John Dalton’s Atomic Theory is one of the most significant scientific contributions to our understanding of the physical world. It was a breakthrough in the field of chemistry that revolutionized the way we view matter.
But what led John Dalton to develop this theory? Let’s explore.
The Early Life of John Dalton
John Dalton was born in 1766 in Cumberland, England. He was a smart and curious child who loved learning about the natural world. He grew up to become a teacher, where he taught mathematics and natural philosophy.
Dalton’s Interest in Chemistry
Dalton was particularly interested in chemistry, which was still a relatively new field at the time. He conducted numerous experiments on gases, including his famous experiments on the properties of gases and their behavior under different conditions.

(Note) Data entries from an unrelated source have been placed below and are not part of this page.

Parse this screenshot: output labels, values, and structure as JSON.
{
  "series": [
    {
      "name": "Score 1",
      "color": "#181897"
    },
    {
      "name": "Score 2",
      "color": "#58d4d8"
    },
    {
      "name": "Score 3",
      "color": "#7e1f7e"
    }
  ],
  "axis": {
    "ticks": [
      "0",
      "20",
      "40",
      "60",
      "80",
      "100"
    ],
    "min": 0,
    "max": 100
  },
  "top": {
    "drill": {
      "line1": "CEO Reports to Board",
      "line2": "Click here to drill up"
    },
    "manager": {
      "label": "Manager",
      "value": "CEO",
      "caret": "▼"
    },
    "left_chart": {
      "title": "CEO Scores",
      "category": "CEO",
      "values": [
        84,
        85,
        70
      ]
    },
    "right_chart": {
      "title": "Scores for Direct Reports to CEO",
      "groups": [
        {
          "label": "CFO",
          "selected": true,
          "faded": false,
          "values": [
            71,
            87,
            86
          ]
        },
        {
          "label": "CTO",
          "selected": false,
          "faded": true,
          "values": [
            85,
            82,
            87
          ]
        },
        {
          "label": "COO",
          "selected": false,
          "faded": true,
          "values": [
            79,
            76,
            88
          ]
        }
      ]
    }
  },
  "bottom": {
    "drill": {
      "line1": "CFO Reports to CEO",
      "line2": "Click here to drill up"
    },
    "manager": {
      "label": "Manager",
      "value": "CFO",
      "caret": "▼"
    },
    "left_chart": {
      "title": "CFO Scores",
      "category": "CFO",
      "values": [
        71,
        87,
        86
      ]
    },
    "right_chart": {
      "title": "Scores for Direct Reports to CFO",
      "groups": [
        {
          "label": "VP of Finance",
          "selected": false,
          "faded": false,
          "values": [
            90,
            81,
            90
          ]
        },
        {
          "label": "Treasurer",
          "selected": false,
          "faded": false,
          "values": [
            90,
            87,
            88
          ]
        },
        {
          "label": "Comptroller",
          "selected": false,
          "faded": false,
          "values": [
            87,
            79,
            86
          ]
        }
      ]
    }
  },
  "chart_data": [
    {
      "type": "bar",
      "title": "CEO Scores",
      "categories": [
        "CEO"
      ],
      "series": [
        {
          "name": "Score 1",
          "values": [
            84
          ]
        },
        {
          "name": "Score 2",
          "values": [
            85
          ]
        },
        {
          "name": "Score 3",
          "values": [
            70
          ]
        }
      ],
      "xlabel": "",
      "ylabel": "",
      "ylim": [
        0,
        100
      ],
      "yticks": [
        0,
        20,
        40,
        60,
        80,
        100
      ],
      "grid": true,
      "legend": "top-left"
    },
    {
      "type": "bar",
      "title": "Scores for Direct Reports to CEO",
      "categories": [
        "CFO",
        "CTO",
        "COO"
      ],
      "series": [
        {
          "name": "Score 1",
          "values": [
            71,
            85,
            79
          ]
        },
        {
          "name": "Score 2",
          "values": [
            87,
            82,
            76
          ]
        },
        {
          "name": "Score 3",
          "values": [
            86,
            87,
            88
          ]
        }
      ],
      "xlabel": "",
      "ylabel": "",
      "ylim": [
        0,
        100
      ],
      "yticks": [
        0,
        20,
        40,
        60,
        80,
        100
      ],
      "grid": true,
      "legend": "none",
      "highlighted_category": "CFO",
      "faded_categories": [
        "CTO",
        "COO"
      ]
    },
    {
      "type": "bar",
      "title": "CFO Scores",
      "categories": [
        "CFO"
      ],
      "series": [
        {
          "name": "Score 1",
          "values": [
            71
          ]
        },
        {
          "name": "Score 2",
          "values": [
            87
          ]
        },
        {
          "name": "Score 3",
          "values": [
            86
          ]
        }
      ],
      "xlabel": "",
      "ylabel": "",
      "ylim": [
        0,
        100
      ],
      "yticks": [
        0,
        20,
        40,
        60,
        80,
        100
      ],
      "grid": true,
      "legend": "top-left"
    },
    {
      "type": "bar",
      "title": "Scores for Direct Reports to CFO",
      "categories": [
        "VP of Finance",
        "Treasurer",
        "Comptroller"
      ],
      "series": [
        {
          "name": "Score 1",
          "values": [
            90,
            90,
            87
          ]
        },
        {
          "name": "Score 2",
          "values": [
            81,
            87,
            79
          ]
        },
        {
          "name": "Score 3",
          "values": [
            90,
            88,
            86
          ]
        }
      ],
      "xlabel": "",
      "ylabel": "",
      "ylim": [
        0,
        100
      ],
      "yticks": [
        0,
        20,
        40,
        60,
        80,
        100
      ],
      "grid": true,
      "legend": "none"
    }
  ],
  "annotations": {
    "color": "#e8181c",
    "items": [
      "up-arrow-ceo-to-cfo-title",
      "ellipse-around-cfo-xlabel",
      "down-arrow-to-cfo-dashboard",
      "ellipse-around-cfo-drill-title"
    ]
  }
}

Dalton’s Law of Partial Pressures
One of Dalton’s most significant discoveries was his law of partial pressures. This law states that the total pressure of a mixture of gases is equal to the sum of the partial pressures exerted by each gas in the mixture. This discovery helped pave the way for modern gas laws.
Dalton’s Atomic Theory
Dalton developed his atomic theory based on his observations and experiments on gases. His theory proposed that all matter is composed of tiny indivisible particles called atoms that cannot be created or destroyed.
The Five Key Points of Dalton’s Atomic Theory
According to Dalton’s Atomic Theory, there are five key points:
- All matter is composed of atoms.
- Atoms are indivisible and cannot be created or destroyed.
- Atoms combine in simple whole number ratios to form compounds.
- Chemical reactions involve only rearrangement of atoms.
- The relative number and arrangement of atoms determine the properties of a compound.
The Legacy of Dalton’s Atomic Theory
Dalton’s Atomic Theory was a significant breakthrough in the field of chemistry and influenced many scientists in the years that followed. It helped pave the way for modern atomic theory and our understanding of the fundamental nature of matter.
Dalton’s Contributions to Science
In addition to his work on atomic theory, Dalton made many other contributions to science. He was one of the first scientists to study color blindness, which he himself suffered from. He also developed a method for calculating the atomic weights of elements.
John Dalton’s Atomic Theory was a groundbreaking contribution to our understanding of matter. His work on gases and atomic theory helped lay the foundation for modern chemistry and physics. Dalton’s legacy continues to inspire scientists today, and his contributions to science will always be remembered.